Following Donald Trump's unpresidential style and unprecedented bizarre actions, Bush is somehow now viewed by many as a diplomat by comparison. However, suppose you tally the consequences of deaths and suffering that Bush has generated. In that case, it is, in my view, vastly beyond any consequences attributable to President Trump, even including the stain of the January 6 insurrection. Simply count the deaths that occurred. Bush should be hunted down as a war criminal and tried under International Law. He most likely created the template for today's actions of Russia regarding Ukraine.

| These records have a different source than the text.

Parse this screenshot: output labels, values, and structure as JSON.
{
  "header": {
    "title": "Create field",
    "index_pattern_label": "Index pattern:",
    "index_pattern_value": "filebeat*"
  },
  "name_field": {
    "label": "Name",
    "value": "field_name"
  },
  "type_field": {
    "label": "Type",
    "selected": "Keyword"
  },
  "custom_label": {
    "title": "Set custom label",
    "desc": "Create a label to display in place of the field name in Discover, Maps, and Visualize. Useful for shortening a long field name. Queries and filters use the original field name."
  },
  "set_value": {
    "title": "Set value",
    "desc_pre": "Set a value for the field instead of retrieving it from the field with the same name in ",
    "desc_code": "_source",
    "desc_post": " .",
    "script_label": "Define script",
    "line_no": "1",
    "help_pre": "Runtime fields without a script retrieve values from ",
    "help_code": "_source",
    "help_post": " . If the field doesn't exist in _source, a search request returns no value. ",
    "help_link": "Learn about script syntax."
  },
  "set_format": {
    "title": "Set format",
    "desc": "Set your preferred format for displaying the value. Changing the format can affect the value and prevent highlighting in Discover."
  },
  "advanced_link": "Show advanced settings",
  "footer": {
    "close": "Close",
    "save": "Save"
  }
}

The Bush name got him much in life, including entry and degrees from Ivy League Universities, a position in the National Guard that allowed him to avoid deployment in Vietnam, and even further avoiding duty by going AWOL during his service time, all with no consequences. He now has a presidential library and an institute named after him. He has retired to a life of leisure, enjoying his wealth and expanding his artistic talents by painting benign objects, like vases of flowers. He should be forced to paint grotesque pictures of maimed and deformed Iraqi children that he injured by his decisions in the Iraq War, followed by the unmerciful sanctions against many innocent and nonthreatening civilians in Iraq.
As a Vietnam combat veteran, this is my opinion, and it may come across as extreme. War is extreme and should always be the last resort. I believe that we are all responsible for the consequences of our actions. Until this is rendered properly and justly on our leaders, any pretense about the United States as a beacon of democracy and good is false. This is what true morality means to me. The more suffering you cause and immorality you have exhibited, the higher the price you should pay! Bush has not paid a price commensurate with his actions. Not even close. His lies and the horrendous consequences that ensued have had devastating effects on Iraq and our country as well.
The march to war in Iraq was, in Bush's own words, "a totally unjustified and brutal invasion." This is precisely what Bush recently said in public about Vladimir Putin. In addition to Iraq, the damage has been incalculable to our country's reputation, status, and moral standing. Citizens around the globe see this clearly, even as many American citizens cling to the concept of "American Exceptionalism."
Bill Potvin served one tour in 'Nam (May 1970 to March'71), with the 65th Engineer Battalion 25th Inf. Div., as a Sp 5 demolition specialist for the 2nd half of his tour.